Contagious emotions
I am fascinated by the research about how we transfer emotions between each other. For example Ebling & Levenson, in their 2003 study, suggest that people have a simplistic system of attract vs. repulse and these prime directives are expressed in signals on our faces. When one group of individuals are asked to remember a stressful event they produce identifiable, common facial patterns. When a second group is asked to mimic some of these expressions, without being asked to consider a stressful event, both groups suffer similar physiological effects. This implies that the face not only mimics inner thoughts and feelings but also drives these processes. The face may be both display cabinet and creator of authentic emotions.

In Mullen’s 1986 study of the influential effects of Newscaster expressions on presidential elections, the conclusion is that, micro facial expressions have a significant impact on peoples attract/repulse mechanism. A newscaster’s clear positive favouritism towards one candidate was shown to influence voting patterns. The study noted that this was in spite of the tendency of the news channel in question to run negative stories about the candidate. The positive micro expressions seemed to be more influential than the negative words expressed. As far back as 1980 Wells & Petty illustrated how facial impression and movement of the head (nodding agreement) can be influenced by “senders” of energy and this in turn influences decision making and mood. Positive and negative emotions are as much an outside in as an inside out mechanism.

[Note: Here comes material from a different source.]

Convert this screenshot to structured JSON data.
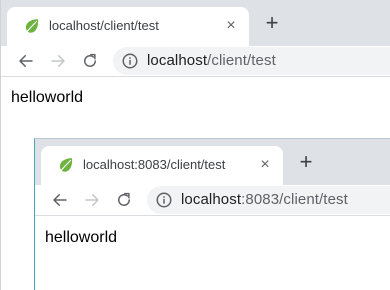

In 2005 Losada studied a number of management teams formulating business plans. He observed the relationship between the volume of positive expressions to negative expressions between team members (both verbal and non verbal). He then looked at the performance of the teams in the following period and found that the transmission of positive and negative energy, through words and non verbal expression, was shown to lead to a state of flourishing, if the ratio was greater than 2.9. In that study flourishing was defined as the profitability of the team as well as customer and staff satisfaction. In a 2004 study Shelly found that when there is a supportive network of people, to share positive events with, it is the sharing and rejoicing of an event that leads to greater wellbeing than the event itself. The degree to which positive, affirming words and body language are used in relation to sharing an event predicts the level to which wellbeing is raised.
Barbara Fredrickson has spent many years investigating the effects of positive emotions such as joy, interest, contentment and love and has concluded the following:
– They allow us to think in a broad expansive manner
– They undo the effects of negative emotions on physiology, the way you think and the way you act
– They build intellectual, physical, social and psychological resources; and
– They create a virtuous spiral of emotions leading to increasing levels of wellbeing.

The Losada research also looked at teams where there was a ratio of positive to negative expressions in excess of 8 to 1 and found that these teams were also languishing rather than flourishing. This points to the obvious conclusion that we need some bite in the workplace as well as nurturing.  I think that the key points that HR departments need to draw from this research are as follows:
– Ensure that staff have a clear understanding of how to use emotions at work, in particular how to match the appropriate emotion to the task in hand
– Be aware that because emotions are easily transferable and escalate its easy for the mood of an organization to tilt into a downward spiral (below the magic number of 2.9)
– Get into the habit of celebrating the strengths and achievements of individuals and teams
– Find authentic, fun ways to raise the overall mood of the organization
If you are interested in how we measure happiness and engagement at work, or to find out more about our Emotional Intelligence courses and Positive Psychology at work programs go

Also use the Mayers Salovey model to measure your emotional intelligence